Most of us work both in hospitals and in colleges. As I look over my own work in the Jefferson Hospital and the Jefferson Medical College, I see in the hospital scores of patients, even hundreds of them every year, who go out happy and in comfort, contented and restored to their families and to wage-earning power, and it is no end of pleasure
to me, as it is to you, my colleagues, to remember such cases. But when I look over the faces of the hundreds of young men that I have the pleasure of teaching, when I remember that I can instill into them high ideals, when I can bring to the birth in their lives this "research habit" and the desire to learn, and think that they will go all over the world and cure hundreds more than I can-thousands more than I can -which work is the greater? The curing of my scores of patients, or the teaching of hundreds of young men to go out to cure their scores of thousands and to bring the blessings of many an exultant wife and many a poor widow upon their heads for the work that they have learned to do through you and through me?
The joy of the teacher, gentlemen, as you know so well, is a joy that is never ending. It is one of those delights that come to us new every morning and fresh every evening, and yields a sense of satisfaction beyond anything else in this world.
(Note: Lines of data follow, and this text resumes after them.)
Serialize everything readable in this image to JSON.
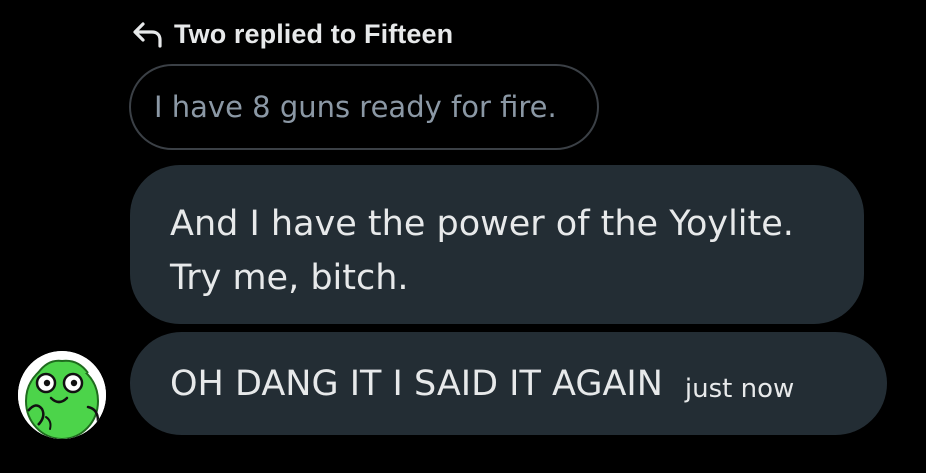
{
  "reply_header": {
    "icon": "reply-arrow-icon",
    "text": "Two replied to Fifteen"
  },
  "quoted_message": {
    "text": "I have 8 guns ready for fire."
  },
  "messages": [
    {
      "lines": [
        "And I have the power of the Yoylite.",
        "Try me, bitch."
      ]
    },
    {
      "lines": [
        "OH DANG IT I SAID IT AGAIN"
      ],
      "timestamp": "just now"
    }
  ],
  "avatar": {
    "icon": "green-character-avatar-icon"
  },
  "colors": {
    "background": "#000000",
    "bubble": "#232d34",
    "quoted_border": "#3b4046",
    "quoted_text": "#8b98a5",
    "text": "#e7e9ea",
    "avatar_green": "#4cd44a"
  }
}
And if the rich men of this country will only endow our medical schools and so teach through us all of these hundreds of young men that go the world over as heralds of cheer and apostles of health, surely they will enjoy the greatest satisfaction that can be given to any man.
And when we lay us down for the last time upon our pillow, we can all thank God that we have been able to contribute, some by our work, others by their means, to this magnificent gift to humanity.
AGE AND YOUTH IN MEDICINE.*
KNOW nothing more inspiring than a scene like the
present. Before me is a company of young women and young men, recruits in the medical army, anxious to press forward to all the dangers, trials, failures, and successes of a medical life to final victory. My career will soon end while yours is just beginning. I look toward the western setting sun, you greet the eastern rising sun. Mine is the past with its splendid accomplishments, its dismal failures, its disheartening, unaccomplished tasks. Yours is the golden future, yours to renew the attack where we have failed and to win the battles that we have lost, yours to fulfill our unaccomplished tasks. Naturally, therefore, the occasion suggests a contrast between myself and yourselves. Accordingly, I have taken as my topic "Age and Youth in Medicine."
Let me recount briefly some of the wonderful things that I have seen accomplished in the more than three-score years covered by my own life and then glance at what may be in store for you.
First, the geographical and political changes I have seen have been almost kaleidoscopic in their variety and extent. The map of Europe has been re-made. Since 1859, the year that I graduated from the University, Italy has been recreated as a united kingdom. This new political life has been followed by a wonderful intellectual revival, so that Italian medical science and letters to-day have won an enviable place.
* Address at the Commencement of the Medical Department of Cornell University, June 8, 1904. Reprinted from the Medical Record, July 30, 1904.